YOUR TASK »
Go through the data below and retype all of it exactly.

WORKING DATA »
=== Section Start ===
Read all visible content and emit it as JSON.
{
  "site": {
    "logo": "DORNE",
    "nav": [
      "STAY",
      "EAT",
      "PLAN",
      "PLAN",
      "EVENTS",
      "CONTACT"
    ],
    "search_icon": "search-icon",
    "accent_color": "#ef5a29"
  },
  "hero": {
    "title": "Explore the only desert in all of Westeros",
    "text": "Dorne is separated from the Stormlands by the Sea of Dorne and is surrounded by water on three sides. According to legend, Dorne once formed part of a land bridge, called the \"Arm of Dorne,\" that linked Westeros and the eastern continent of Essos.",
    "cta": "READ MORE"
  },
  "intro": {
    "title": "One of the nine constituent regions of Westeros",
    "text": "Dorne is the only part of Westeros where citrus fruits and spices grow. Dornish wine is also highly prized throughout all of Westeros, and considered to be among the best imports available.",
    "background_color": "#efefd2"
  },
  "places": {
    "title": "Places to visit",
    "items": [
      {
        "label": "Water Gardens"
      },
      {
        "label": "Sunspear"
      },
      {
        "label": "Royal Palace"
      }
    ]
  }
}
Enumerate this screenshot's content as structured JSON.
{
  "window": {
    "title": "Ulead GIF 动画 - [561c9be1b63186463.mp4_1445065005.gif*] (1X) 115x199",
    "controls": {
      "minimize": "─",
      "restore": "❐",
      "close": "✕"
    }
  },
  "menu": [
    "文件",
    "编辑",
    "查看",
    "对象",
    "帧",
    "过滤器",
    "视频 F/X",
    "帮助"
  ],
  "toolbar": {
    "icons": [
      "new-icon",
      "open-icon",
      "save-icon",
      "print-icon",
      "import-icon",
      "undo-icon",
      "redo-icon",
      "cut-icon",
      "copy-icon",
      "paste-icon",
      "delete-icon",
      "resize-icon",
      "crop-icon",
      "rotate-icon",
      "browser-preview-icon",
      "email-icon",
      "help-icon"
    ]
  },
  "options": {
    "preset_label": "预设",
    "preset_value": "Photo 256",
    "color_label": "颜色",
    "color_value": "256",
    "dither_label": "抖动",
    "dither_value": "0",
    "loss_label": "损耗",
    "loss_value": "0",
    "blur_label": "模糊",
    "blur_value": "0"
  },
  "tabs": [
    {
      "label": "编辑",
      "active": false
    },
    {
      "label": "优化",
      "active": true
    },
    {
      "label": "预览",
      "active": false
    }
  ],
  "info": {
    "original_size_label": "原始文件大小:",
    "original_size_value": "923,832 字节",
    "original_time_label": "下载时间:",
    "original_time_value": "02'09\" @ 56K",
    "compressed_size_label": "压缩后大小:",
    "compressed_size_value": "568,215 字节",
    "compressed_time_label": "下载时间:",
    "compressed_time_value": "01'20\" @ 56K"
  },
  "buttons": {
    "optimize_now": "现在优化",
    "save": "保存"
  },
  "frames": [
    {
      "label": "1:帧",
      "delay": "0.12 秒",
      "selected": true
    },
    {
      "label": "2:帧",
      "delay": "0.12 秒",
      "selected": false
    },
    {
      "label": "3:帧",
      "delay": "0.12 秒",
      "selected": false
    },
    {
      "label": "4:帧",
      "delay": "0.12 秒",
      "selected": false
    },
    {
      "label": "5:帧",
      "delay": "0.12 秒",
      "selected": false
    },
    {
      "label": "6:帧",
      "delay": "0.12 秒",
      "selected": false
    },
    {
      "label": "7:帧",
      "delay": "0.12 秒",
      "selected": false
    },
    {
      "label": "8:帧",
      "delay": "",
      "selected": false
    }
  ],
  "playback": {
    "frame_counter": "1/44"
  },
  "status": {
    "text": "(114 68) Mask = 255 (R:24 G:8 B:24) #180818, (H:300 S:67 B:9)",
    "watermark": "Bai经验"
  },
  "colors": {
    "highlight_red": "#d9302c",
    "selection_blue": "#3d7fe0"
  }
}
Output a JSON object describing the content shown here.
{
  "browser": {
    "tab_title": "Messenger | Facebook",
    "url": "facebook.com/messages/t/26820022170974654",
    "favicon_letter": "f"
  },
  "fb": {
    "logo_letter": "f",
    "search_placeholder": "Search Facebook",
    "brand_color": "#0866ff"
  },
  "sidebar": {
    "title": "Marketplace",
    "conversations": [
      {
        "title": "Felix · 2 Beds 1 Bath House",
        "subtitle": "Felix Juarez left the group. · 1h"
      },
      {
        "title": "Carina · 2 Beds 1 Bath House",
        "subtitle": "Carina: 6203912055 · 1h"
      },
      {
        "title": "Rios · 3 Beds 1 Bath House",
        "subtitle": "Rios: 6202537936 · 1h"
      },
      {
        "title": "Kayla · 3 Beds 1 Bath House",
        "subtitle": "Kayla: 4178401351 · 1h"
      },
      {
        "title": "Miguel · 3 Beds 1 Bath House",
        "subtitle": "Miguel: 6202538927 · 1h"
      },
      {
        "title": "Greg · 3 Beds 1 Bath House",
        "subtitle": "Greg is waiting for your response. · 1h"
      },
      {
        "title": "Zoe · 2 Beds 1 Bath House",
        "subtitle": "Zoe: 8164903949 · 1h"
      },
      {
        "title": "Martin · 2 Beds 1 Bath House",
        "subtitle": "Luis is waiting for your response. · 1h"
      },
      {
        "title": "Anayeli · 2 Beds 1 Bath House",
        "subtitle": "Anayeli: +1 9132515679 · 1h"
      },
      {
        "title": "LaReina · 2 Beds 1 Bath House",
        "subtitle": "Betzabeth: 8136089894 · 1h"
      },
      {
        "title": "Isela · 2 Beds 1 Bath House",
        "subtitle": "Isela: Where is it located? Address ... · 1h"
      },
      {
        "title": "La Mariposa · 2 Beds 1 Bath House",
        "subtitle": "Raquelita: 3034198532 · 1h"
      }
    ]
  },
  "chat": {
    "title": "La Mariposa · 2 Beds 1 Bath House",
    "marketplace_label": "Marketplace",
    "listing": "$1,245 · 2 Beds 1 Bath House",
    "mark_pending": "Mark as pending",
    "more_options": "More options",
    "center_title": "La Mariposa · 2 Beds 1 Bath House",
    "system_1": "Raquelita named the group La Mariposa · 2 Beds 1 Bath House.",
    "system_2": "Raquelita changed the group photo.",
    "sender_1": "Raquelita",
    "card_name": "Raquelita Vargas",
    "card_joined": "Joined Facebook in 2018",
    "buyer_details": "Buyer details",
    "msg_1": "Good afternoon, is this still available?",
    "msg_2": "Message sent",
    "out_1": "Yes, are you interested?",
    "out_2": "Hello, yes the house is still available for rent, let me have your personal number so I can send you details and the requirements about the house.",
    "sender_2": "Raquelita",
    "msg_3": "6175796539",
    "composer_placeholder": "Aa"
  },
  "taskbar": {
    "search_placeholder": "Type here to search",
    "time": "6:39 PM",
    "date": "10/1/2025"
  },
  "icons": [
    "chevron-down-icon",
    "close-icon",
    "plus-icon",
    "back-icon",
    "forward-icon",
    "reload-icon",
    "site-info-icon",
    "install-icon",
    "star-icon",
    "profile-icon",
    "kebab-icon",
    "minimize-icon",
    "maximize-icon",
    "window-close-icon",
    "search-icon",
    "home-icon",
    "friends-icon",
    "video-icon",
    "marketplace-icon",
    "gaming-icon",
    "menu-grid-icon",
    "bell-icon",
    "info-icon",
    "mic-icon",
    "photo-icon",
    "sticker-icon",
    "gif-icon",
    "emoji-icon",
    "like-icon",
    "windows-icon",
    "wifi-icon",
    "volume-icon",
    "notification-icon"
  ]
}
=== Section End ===
WRITTEN RESPONSE »
Read all visible content and emit it as JSON.
{
  "site": {
    "logo": "DORNE",
    "nav": [
      "STAY",
      "EAT",
      "PLAN",
      "PLAN",
      "EVENTS",
      "CONTACT"
    ],
    "search_icon": "search-icon",
    "accent_color": "#ef5a29"
  },
  "hero": {
    "title": "Explore the only desert in all of Westeros",
    "text": "Dorne is separated from the Stormlands by the Sea of Dorne and is surrounded by water on three sides. According to legend, Dorne once formed part of a land bridge, called the \"Arm of Dorne,\" that linked Westeros and the eastern continent of Essos.",
    "cta": "READ MORE"
  },
  "intro": {
    "title": "One of the nine constituent regions of Westeros",
    "text": "Dorne is the only part of Westeros where citrus fruits and spices grow. Dornish wine is also highly prized throughout all of Westeros, and considered to be among the best imports available.",
    "background_color": "#efefd2"
  },
  "places": {
    "title": "Places to visit",
    "items": [
      {
        "label": "Water Gardens"
      },
      {
        "label": "Sunspear"
      },
      {
        "label": "Royal Palace"
      }
    ]
  }
}
Enumerate this screenshot's content as structured JSON.
{
  "window": {
    "title": "Ulead GIF 动画 - [561c9be1b63186463.mp4_1445065005.gif*] (1X) 115x199",
    "controls": {
      "minimize": "─",
      "restore": "❐",
      "close": "✕"
    }
  },
  "menu": [
    "文件",
    "编辑",
    "查看",
    "对象",
    "帧",
    "过滤器",
    "视频 F/X",
    "帮助"
  ],
  "toolbar": {
    "icons": [
      "new-icon",
      "open-icon",
      "save-icon",
      "print-icon",
      "import-icon",
      "undo-icon",
      "redo-icon",
      "cut-icon",
      "copy-icon",
      "paste-icon",
      "delete-icon",
      "resize-icon",
      "crop-icon",
      "rotate-icon",
      "browser-preview-icon",
      "email-icon",
      "help-icon"
    ]
  },
  "options": {
    "preset_label": "预设",
    "preset_value": "Photo 256",
    "color_label": "颜色",
    "color_value": "256",
    "dither_label": "抖动",
    "dither_value": "0",
    "loss_label": "损耗",
    "loss_value": "0",
    "blur_label": "模糊",
    "blur_value": "0"
  },
  "tabs": [
    {
      "label": "编辑",
      "active": false
    },
    {
      "label": "优化",
      "active": true
    },
    {
      "label": "预览",
      "active": false
    }
  ],
  "info": {
    "original_size_label": "原始文件大小:",
    "original_size_value": "923,832 字节",
    "original_time_label": "下载时间:",
    "original_time_value": "02'09\" @ 56K",
    "compressed_size_label": "压缩后大小:",
    "compressed_size_value": "568,215 字节",
    "compressed_time_label": "下载时间:",
    "compressed_time_value": "01'20\" @ 56K"
  },
  "buttons": {
    "optimize_now": "现在优化",
    "save": "保存"
  },
  "frames": [
    {
      "label": "1:帧",
      "delay": "0.12 秒",
      "selected": true
    },
    {
      "label": "2:帧",
      "delay": "0.12 秒",
      "selected": false
    },
    {
      "label": "3:帧",
      "delay": "0.12 秒",
      "selected": false
    },
    {
      "label": "4:帧",
      "delay": "0.12 秒",
      "selected": false
    },
    {
      "label": "5:帧",
      "delay": "0.12 秒",
      "selected": false
    },
    {
      "label": "6:帧",
      "delay": "0.12 秒",
      "selected": false
    },
    {
      "label": "7:帧",
      "delay": "0.12 秒",
      "selected": false
    },
    {
      "label": "8:帧",
      "delay": "",
      "selected": false
    }
  ],
  "playback": {
    "frame_counter": "1/44"
  },
  "status": {
    "text": "(114 68) Mask = 255 (R:24 G:8 B:24) #180818, (H:300 S:67 B:9)",
    "watermark": "Bai经验"
  },
  "colors": {
    "highlight_red": "#d9302c",
    "selection_blue": "#3d7fe0"
  }
}
Output a JSON object describing the content shown here.
{
  "browser": {
    "tab_title": "Messenger | Facebook",
    "url": "facebook.com/messages/t/26820022170974654",
    "favicon_letter": "f"
  },
  "fb": {
    "logo_letter": "f",
    "search_placeholder": "Search Facebook",
    "brand_color": "#0866ff"
  },
  "sidebar": {
    "title": "Marketplace",
    "conversations": [
      {
        "title": "Felix · 2 Beds 1 Bath House",
        "subtitle": "Felix Juarez left the group. · 1h"
      },
      {
        "title": "Carina · 2 Beds 1 Bath House",
        "subtitle": "Carina: 6203912055 · 1h"
      },
      {
        "title": "Rios · 3 Beds 1 Bath House",
        "subtitle": "Rios: 6202537936 · 1h"
      },
      {
        "title": "Kayla · 3 Beds 1 Bath House",
        "subtitle": "Kayla: 4178401351 · 1h"
      },
      {
        "title": "Miguel · 3 Beds 1 Bath House",
        "subtitle": "Miguel: 6202538927 · 1h"
      },
      {
        "title": "Greg · 3 Beds 1 Bath House",
        "subtitle": "Greg is waiting for your response. · 1h"
      },
      {
        "title": "Zoe · 2 Beds 1 Bath House",
        "subtitle": "Zoe: 8164903949 · 1h"
      },
      {
        "title": "Martin · 2 Beds 1 Bath House",
        "subtitle": "Luis is waiting for your response. · 1h"
      },
      {
        "title": "Anayeli · 2 Beds 1 Bath House",
        "subtitle": "Anayeli: +1 9132515679 · 1h"
      },
      {
        "title": "LaReina · 2 Beds 1 Bath House",
        "subtitle": "Betzabeth: 8136089894 · 1h"
      },
      {
        "title": "Isela · 2 Beds 1 Bath House",
        "subtitle": "Isela: Where is it located? Address ... · 1h"
      },
      {
        "title": "La Mariposa · 2 Beds 1 Bath House",
        "subtitle": "Raquelita: 3034198532 · 1h"
      }
    ]
  },
  "chat": {
    "title": "La Mariposa · 2 Beds 1 Bath House",
    "marketplace_label": "Marketplace",
    "listing": "$1,245 · 2 Beds 1 Bath House",
    "mark_pending": "Mark as pending",
    "more_options": "More options",
    "center_title": "La Mariposa · 2 Beds 1 Bath House",
    "system_1": "Raquelita named the group La Mariposa · 2 Beds 1 Bath House.",
    "system_2": "Raquelita changed the group photo.",
    "sender_1": "Raquelita",
    "card_name": "Raquelita Vargas",
    "card_joined": "Joined Facebook in 2018",
    "buyer_details": "Buyer details",
    "msg_1": "Good afternoon, is this still available?",
    "msg_2": "Message sent",
    "out_1": "Yes, are you interested?",
    "out_2": "Hello, yes the house is still available for rent, let me have your personal number so I can send you details and the requirements about the house.",
    "sender_2": "Raquelita",
    "msg_3": "6175796539",
    "composer_placeholder": "Aa"
  },
  "taskbar": {
    "search_placeholder": "Type here to search",
    "time": "6:39 PM",
    "date": "10/1/2025"
  },
  "icons": [
    "chevron-down-icon",
    "close-icon",
    "plus-icon",
    "back-icon",
    "forward-icon",
    "reload-icon",
    "site-info-icon",
    "install-icon",
    "star-icon",
    "profile-icon",
    "kebab-icon",
    "minimize-icon",
    "maximize-icon",
    "window-close-icon",
    "search-icon",
    "home-icon",
    "friends-icon",
    "video-icon",
    "marketplace-icon",
    "gaming-icon",
    "menu-grid-icon",
    "bell-icon",
    "info-icon",
    "mic-icon",
    "photo-icon",
    "sticker-icon",
    "gif-icon",
    "emoji-icon",
    "like-icon",
    "windows-icon",
    "wifi-icon",
    "volume-icon",
    "notification-icon"
  ]
}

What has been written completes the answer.